━━━ AVAILABLE RECORDS ━━━
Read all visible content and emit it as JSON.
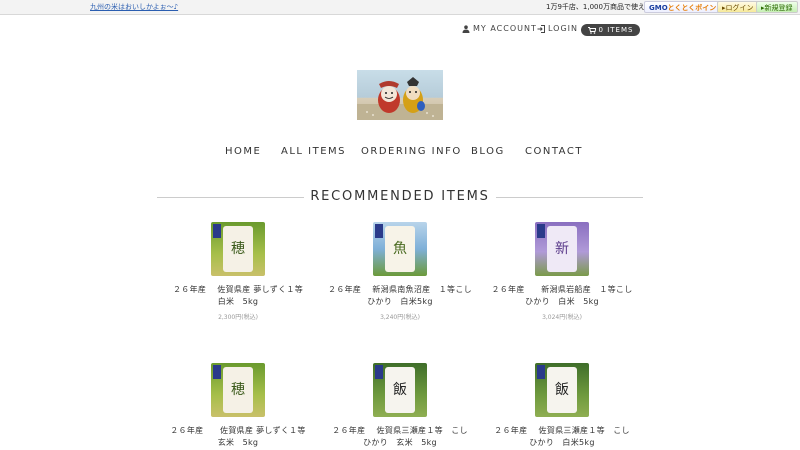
{
  "topbar": {
    "promo_link": "九州の米はおいしかよぉ～♪",
    "gmo_text": "1万9千店、1,000万商品で使える",
    "gmo_logo_a": "GMO",
    "gmo_logo_b": "とくとくポイント",
    "login_label": "ログイン",
    "signup_label": "新規登録"
  },
  "account_nav": {
    "my_account": "MY ACCOUNT",
    "login": "LOGIN",
    "cart": "0 ITEMS"
  },
  "nav": {
    "home": "HOME",
    "all_items": "ALL ITEMS",
    "ordering_info": "ORDERING INFO",
    "blog": "BLOG",
    "contact": "CONTACT"
  },
  "section_title": "RECOMMENDED ITEMS",
  "products": [
    {
      "line1": "２６年産　 佐賀県産  夢しずく１等",
      "line2": "白米　5kg",
      "price": "2,300円(税込)"
    },
    {
      "line1": "２６年産　 新潟県南魚沼産　１等こし",
      "line2": "ひかり　白米5kg",
      "price": "3,240円(税込)"
    },
    {
      "line1": "２６年産　　新潟県岩船産　１等こし",
      "line2": "ひかり　白米　5kg",
      "price": "3,024円(税込)"
    },
    {
      "line1": "２６年産　　佐賀県産 夢しずく１等",
      "line2": "玄米　5kg",
      "price": ""
    },
    {
      "line1": "２６年産　 佐賀県三瀬産１等　こし",
      "line2": "ひかり　玄米　5kg",
      "price": ""
    },
    {
      "line1": "２６年産　 佐賀県三瀬産１等　こし",
      "line2": "ひかり　白米5kg",
      "price": ""
    }
  ]
}
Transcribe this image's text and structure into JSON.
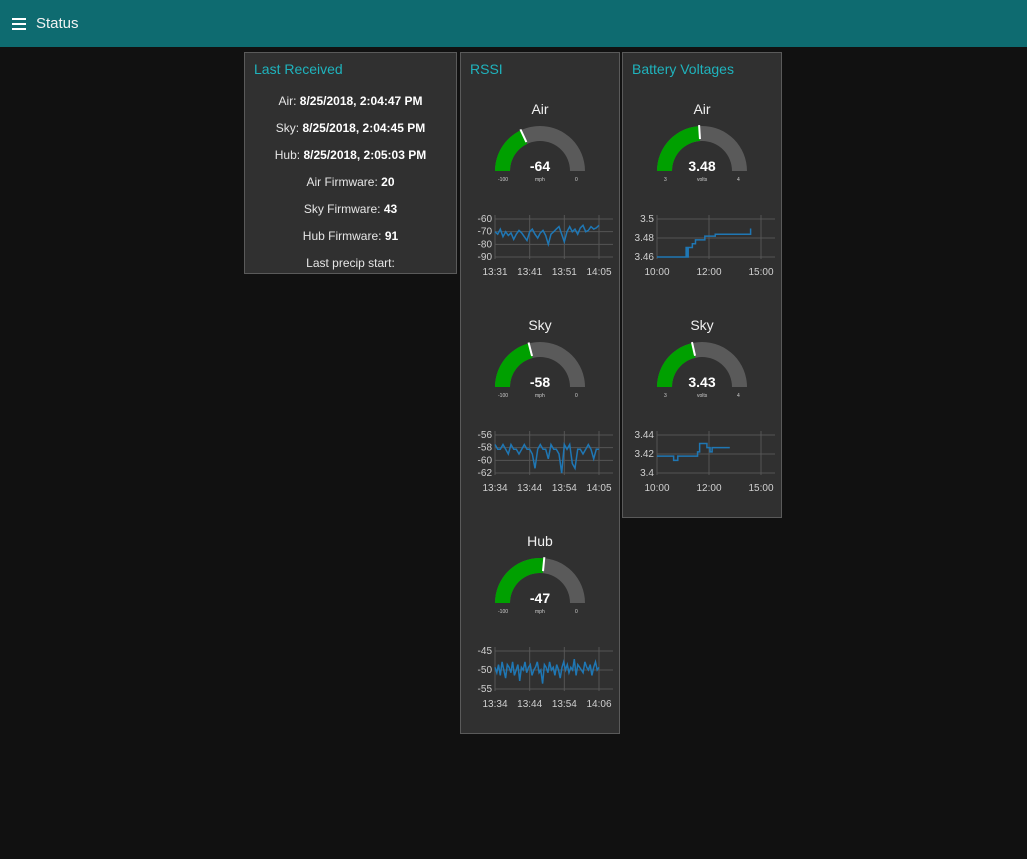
{
  "header": {
    "title": "Status",
    "menu_icon": "hamburger-menu-icon",
    "bg": "#0e6b70"
  },
  "last_received": {
    "title": "Last Received",
    "rows": [
      {
        "label": "Air:",
        "value": "8/25/2018, 2:04:47 PM"
      },
      {
        "label": "Sky:",
        "value": "8/25/2018, 2:04:45 PM"
      },
      {
        "label": "Hub:",
        "value": "8/25/2018, 2:05:03 PM"
      },
      {
        "label": "Air Firmware:",
        "value": "20"
      },
      {
        "label": "Sky Firmware:",
        "value": "43"
      },
      {
        "label": "Hub Firmware:",
        "value": "91"
      },
      {
        "label": "Last precip start:",
        "value": ""
      }
    ]
  },
  "rssi": {
    "title": "RSSI",
    "gauges": [
      {
        "title": "Air",
        "value": "-64",
        "min": "-100",
        "max": "0",
        "units": "mph",
        "fraction": 0.36
      },
      {
        "title": "Sky",
        "value": "-58",
        "min": "-100",
        "max": "0",
        "units": "mph",
        "fraction": 0.42
      },
      {
        "title": "Hub",
        "value": "-47",
        "min": "-100",
        "max": "0",
        "units": "mph",
        "fraction": 0.53
      }
    ]
  },
  "battery": {
    "title": "Battery Voltages",
    "gauges": [
      {
        "title": "Air",
        "value": "3.48",
        "min": "3",
        "max": "4",
        "units": "volts",
        "fraction": 0.48
      },
      {
        "title": "Sky",
        "value": "3.43",
        "min": "3",
        "max": "4",
        "units": "volts",
        "fraction": 0.43
      }
    ]
  },
  "colors": {
    "gauge_fill": "#00a000",
    "gauge_track": "#5a5a5a",
    "line": "#1f77b4",
    "grid": "#555555",
    "accent": "#1fb3bd"
  },
  "chart_data": [
    {
      "type": "line",
      "name": "rssi-air",
      "x_ticks": [
        "13:31",
        "13:41",
        "13:51",
        "14:05"
      ],
      "y_ticks": [
        "-60",
        "-70",
        "-80",
        "-90"
      ],
      "ylim": [
        -90,
        -60
      ],
      "values": [
        -70,
        -72,
        -68,
        -74,
        -70,
        -73,
        -71,
        -76,
        -72,
        -69,
        -71,
        -74,
        -77,
        -70,
        -68,
        -72,
        -75,
        -71,
        -69,
        -73,
        -80,
        -72,
        -70,
        -68,
        -66,
        -72,
        -78,
        -70,
        -66,
        -70,
        -68,
        -72,
        -67,
        -65,
        -70,
        -69,
        -66,
        -68,
        -67,
        -65
      ]
    },
    {
      "type": "line",
      "name": "battery-air",
      "x_ticks": [
        "10:00",
        "12:00",
        "15:00"
      ],
      "y_ticks": [
        "3.5",
        "3.48",
        "3.46"
      ],
      "ylim": [
        3.46,
        3.5
      ],
      "x": [
        0,
        0.27,
        0.28,
        0.29,
        0.3,
        0.33,
        0.34,
        0.36,
        0.37,
        0.4,
        0.41,
        0.45,
        0.46,
        0.55,
        0.56,
        0.9
      ],
      "values": [
        3.46,
        3.46,
        3.47,
        3.46,
        3.47,
        3.47,
        3.474,
        3.474,
        3.478,
        3.478,
        3.478,
        3.478,
        3.482,
        3.482,
        3.484,
        3.49
      ]
    },
    {
      "type": "line",
      "name": "rssi-sky",
      "x_ticks": [
        "13:34",
        "13:44",
        "13:54",
        "14:05"
      ],
      "y_ticks": [
        "-56",
        "-58",
        "-60",
        "-62"
      ],
      "ylim": [
        -63,
        -55
      ],
      "values": [
        -57,
        -58,
        -58,
        -57,
        -58,
        -59,
        -57,
        -58,
        -58,
        -59,
        -58,
        -57,
        -58,
        -58,
        -59,
        -62,
        -58,
        -57,
        -58,
        -58,
        -60,
        -57,
        -58,
        -58,
        -59,
        -63,
        -57,
        -58,
        -57,
        -61,
        -62,
        -58,
        -58,
        -59,
        -58,
        -57,
        -58,
        -60,
        -58,
        -58
      ]
    },
    {
      "type": "line",
      "name": "battery-sky",
      "x_ticks": [
        "10:00",
        "12:00",
        "15:00"
      ],
      "y_ticks": [
        "3.44",
        "3.42",
        "3.4"
      ],
      "ylim": [
        3.4,
        3.445
      ],
      "x": [
        0,
        0.15,
        0.16,
        0.19,
        0.2,
        0.38,
        0.39,
        0.4,
        0.41,
        0.47,
        0.48,
        0.5,
        0.51,
        0.52,
        0.53,
        0.56,
        0.57,
        0.7
      ],
      "values": [
        3.42,
        3.42,
        3.415,
        3.415,
        3.42,
        3.42,
        3.425,
        3.425,
        3.435,
        3.435,
        3.43,
        3.43,
        3.425,
        3.425,
        3.43,
        3.43,
        3.43,
        3.43
      ]
    },
    {
      "type": "line",
      "name": "rssi-hub",
      "x_ticks": [
        "13:34",
        "13:44",
        "13:54",
        "14:06"
      ],
      "y_ticks": [
        "-45",
        "-50",
        "-55"
      ],
      "ylim": [
        -57,
        -43
      ],
      "values": [
        -49,
        -51,
        -48,
        -52,
        -47,
        -50,
        -53,
        -48,
        -49,
        -51,
        -47,
        -52,
        -50,
        -48,
        -54,
        -49,
        -50,
        -47,
        -51,
        -49,
        -48,
        -52,
        -50,
        -49,
        -47,
        -51,
        -50,
        -55,
        -48,
        -49,
        -51,
        -47,
        -50,
        -49,
        -52,
        -48,
        -50,
        -53,
        -49,
        -47,
        -50,
        -48,
        -51,
        -49,
        -50,
        -46,
        -52,
        -48,
        -49,
        -50,
        -51,
        -47,
        -49,
        -50,
        -48,
        -52,
        -49,
        -47,
        -50,
        -49
      ]
    }
  ]
}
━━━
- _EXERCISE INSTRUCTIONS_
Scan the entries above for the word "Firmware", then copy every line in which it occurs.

- _TASK SOLUTION_
        "label": "Air Firmware:",
        "label": "Sky Firmware:",
        "label": "Hub Firmware:",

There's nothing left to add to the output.